About this task: Each record is to be repeated exactly as it stands below.
---*---
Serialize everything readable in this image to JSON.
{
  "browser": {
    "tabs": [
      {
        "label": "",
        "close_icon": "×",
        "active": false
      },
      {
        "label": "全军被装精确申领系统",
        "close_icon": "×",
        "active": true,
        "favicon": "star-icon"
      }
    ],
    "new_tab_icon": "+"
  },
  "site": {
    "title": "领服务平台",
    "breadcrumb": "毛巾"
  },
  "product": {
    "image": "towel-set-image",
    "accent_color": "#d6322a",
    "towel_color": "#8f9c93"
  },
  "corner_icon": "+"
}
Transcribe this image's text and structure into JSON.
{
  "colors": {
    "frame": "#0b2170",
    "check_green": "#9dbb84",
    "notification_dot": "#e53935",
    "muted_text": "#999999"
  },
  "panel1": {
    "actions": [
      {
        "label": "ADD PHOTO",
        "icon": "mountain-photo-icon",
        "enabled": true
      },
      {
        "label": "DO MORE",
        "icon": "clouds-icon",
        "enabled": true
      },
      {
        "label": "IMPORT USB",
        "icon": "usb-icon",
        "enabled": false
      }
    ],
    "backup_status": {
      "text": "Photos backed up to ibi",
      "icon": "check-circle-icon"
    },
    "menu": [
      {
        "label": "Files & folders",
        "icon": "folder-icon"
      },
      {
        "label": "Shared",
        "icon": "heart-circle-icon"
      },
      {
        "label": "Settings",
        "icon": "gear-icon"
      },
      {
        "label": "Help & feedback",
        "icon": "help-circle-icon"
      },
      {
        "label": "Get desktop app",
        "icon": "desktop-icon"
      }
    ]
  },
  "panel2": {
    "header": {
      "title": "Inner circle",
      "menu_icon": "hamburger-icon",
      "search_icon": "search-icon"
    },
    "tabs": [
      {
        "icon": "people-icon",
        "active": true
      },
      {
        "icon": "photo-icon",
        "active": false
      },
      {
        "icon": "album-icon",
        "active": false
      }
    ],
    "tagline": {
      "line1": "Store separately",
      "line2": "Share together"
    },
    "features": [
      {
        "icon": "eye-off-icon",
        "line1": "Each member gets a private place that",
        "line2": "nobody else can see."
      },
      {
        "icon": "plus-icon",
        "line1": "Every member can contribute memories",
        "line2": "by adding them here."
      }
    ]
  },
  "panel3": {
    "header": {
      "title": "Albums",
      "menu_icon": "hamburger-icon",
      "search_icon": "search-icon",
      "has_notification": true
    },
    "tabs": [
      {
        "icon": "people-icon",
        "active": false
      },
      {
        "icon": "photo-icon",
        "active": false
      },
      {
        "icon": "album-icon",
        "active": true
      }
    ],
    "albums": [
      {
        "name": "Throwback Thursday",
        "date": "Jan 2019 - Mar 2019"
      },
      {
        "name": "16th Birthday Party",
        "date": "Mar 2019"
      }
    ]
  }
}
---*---
Solution:
Serialize everything readable in this image to JSON.
{
  "browser": {
    "tabs": [
      {
        "label": "",
        "close_icon": "×",
        "active": false
      },
      {
        "label": "全军被装精确申领系统",
        "close_icon": "×",
        "active": true,
        "favicon": "star-icon"
      }
    ],
    "new_tab_icon": "+"
  },
  "site": {
    "title": "领服务平台",
    "breadcrumb": "毛巾"
  },
  "product": {
    "image": "towel-set-image",
    "accent_color": "#d6322a",
    "towel_color": "#8f9c93"
  },
  "corner_icon": "+"
}
Transcribe this image's text and structure into JSON.
{
  "colors": {
    "frame": "#0b2170",
    "check_green": "#9dbb84",
    "notification_dot": "#e53935",
    "muted_text": "#999999"
  },
  "panel1": {
    "actions": [
      {
        "label": "ADD PHOTO",
        "icon": "mountain-photo-icon",
        "enabled": true
      },
      {
        "label": "DO MORE",
        "icon": "clouds-icon",
        "enabled": true
      },
      {
        "label": "IMPORT USB",
        "icon": "usb-icon",
        "enabled": false
      }
    ],
    "backup_status": {
      "text": "Photos backed up to ibi",
      "icon": "check-circle-icon"
    },
    "menu": [
      {
        "label": "Files & folders",
        "icon": "folder-icon"
      },
      {
        "label": "Shared",
        "icon": "heart-circle-icon"
      },
      {
        "label": "Settings",
        "icon": "gear-icon"
      },
      {
        "label": "Help & feedback",
        "icon": "help-circle-icon"
      },
      {
        "label": "Get desktop app",
        "icon": "desktop-icon"
      }
    ]
  },
  "panel2": {
    "header": {
      "title": "Inner circle",
      "menu_icon": "hamburger-icon",
      "search_icon": "search-icon"
    },
    "tabs": [
      {
        "icon": "people-icon",
        "active": true
      },
      {
        "icon": "photo-icon",
        "active": false
      },
      {
        "icon": "album-icon",
        "active": false
      }
    ],
    "tagline": {
      "line1": "Store separately",
      "line2": "Share together"
    },
    "features": [
      {
        "icon": "eye-off-icon",
        "line1": "Each member gets a private place that",
        "line2": "nobody else can see."
      },
      {
        "icon": "plus-icon",
        "line1": "Every member can contribute memories",
        "line2": "by adding them here."
      }
    ]
  },
  "panel3": {
    "header": {
      "title": "Albums",
      "menu_icon": "hamburger-icon",
      "search_icon": "search-icon",
      "has_notification": true
    },
    "tabs": [
      {
        "icon": "people-icon",
        "active": false
      },
      {
        "icon": "photo-icon",
        "active": false
      },
      {
        "icon": "album-icon",
        "active": true
      }
    ],
    "albums": [
      {
        "name": "Throwback Thursday",
        "date": "Jan 2019 - Mar 2019"
      },
      {
        "name": "16th Birthday Party",
        "date": "Mar 2019"
      }
    ]
  }
}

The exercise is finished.